__REQUIRED WORK__: Write out all the data verbatim. Skip images.

__EXERCISE MATERIALS__:
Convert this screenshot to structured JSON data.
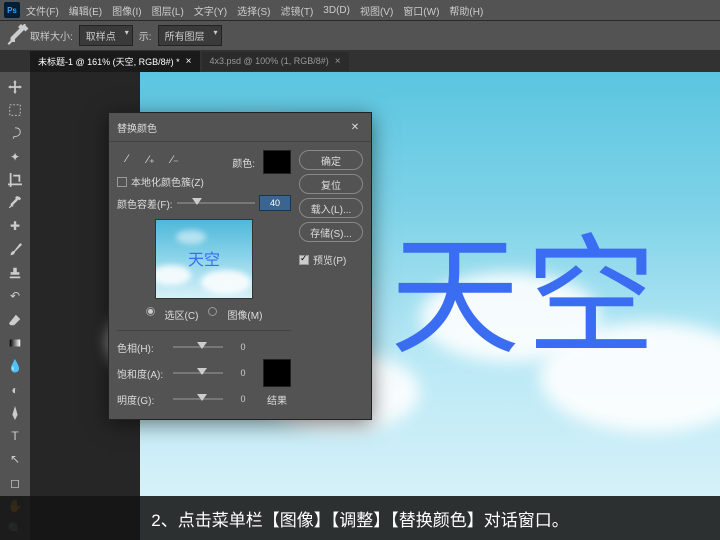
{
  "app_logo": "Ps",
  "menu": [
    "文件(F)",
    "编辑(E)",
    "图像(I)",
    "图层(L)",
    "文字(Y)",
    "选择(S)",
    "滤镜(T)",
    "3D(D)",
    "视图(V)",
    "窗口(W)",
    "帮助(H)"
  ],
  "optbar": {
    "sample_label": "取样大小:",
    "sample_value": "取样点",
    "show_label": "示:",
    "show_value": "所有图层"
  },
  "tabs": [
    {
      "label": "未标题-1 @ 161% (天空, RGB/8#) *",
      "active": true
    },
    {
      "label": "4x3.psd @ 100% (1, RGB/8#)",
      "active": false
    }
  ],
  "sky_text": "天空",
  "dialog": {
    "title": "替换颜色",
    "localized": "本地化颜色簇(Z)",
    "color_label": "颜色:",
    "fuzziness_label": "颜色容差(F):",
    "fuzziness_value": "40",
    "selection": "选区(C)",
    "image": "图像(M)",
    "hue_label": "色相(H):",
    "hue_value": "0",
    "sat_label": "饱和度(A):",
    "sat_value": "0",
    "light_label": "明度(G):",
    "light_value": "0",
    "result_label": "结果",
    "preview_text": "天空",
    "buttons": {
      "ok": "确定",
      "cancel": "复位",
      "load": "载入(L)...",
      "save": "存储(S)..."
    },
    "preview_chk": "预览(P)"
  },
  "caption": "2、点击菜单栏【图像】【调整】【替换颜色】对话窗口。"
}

__WRITTEN REPLY__:
Convert this screenshot to structured JSON data.
{
  "app_logo": "Ps",
  "menu": [
    "文件(F)",
    "编辑(E)",
    "图像(I)",
    "图层(L)",
    "文字(Y)",
    "选择(S)",
    "滤镜(T)",
    "3D(D)",
    "视图(V)",
    "窗口(W)",
    "帮助(H)"
  ],
  "optbar": {
    "sample_label": "取样大小:",
    "sample_value": "取样点",
    "show_label": "示:",
    "show_value": "所有图层"
  },
  "tabs": [
    {
      "label": "未标题-1 @ 161% (天空, RGB/8#) *",
      "active": true
    },
    {
      "label": "4x3.psd @ 100% (1, RGB/8#)",
      "active": false
    }
  ],
  "sky_text": "天空",
  "dialog": {
    "title": "替换颜色",
    "localized": "本地化颜色簇(Z)",
    "color_label": "颜色:",
    "fuzziness_label": "颜色容差(F):",
    "fuzziness_value": "40",
    "selection": "选区(C)",
    "image": "图像(M)",
    "hue_label": "色相(H):",
    "hue_value": "0",
    "sat_label": "饱和度(A):",
    "sat_value": "0",
    "light_label": "明度(G):",
    "light_value": "0",
    "result_label": "结果",
    "preview_text": "天空",
    "buttons": {
      "ok": "确定",
      "cancel": "复位",
      "load": "载入(L)...",
      "save": "存储(S)..."
    },
    "preview_chk": "预览(P)"
  },
  "caption": "2、点击菜单栏【图像】【调整】【替换颜色】对话窗口。"
}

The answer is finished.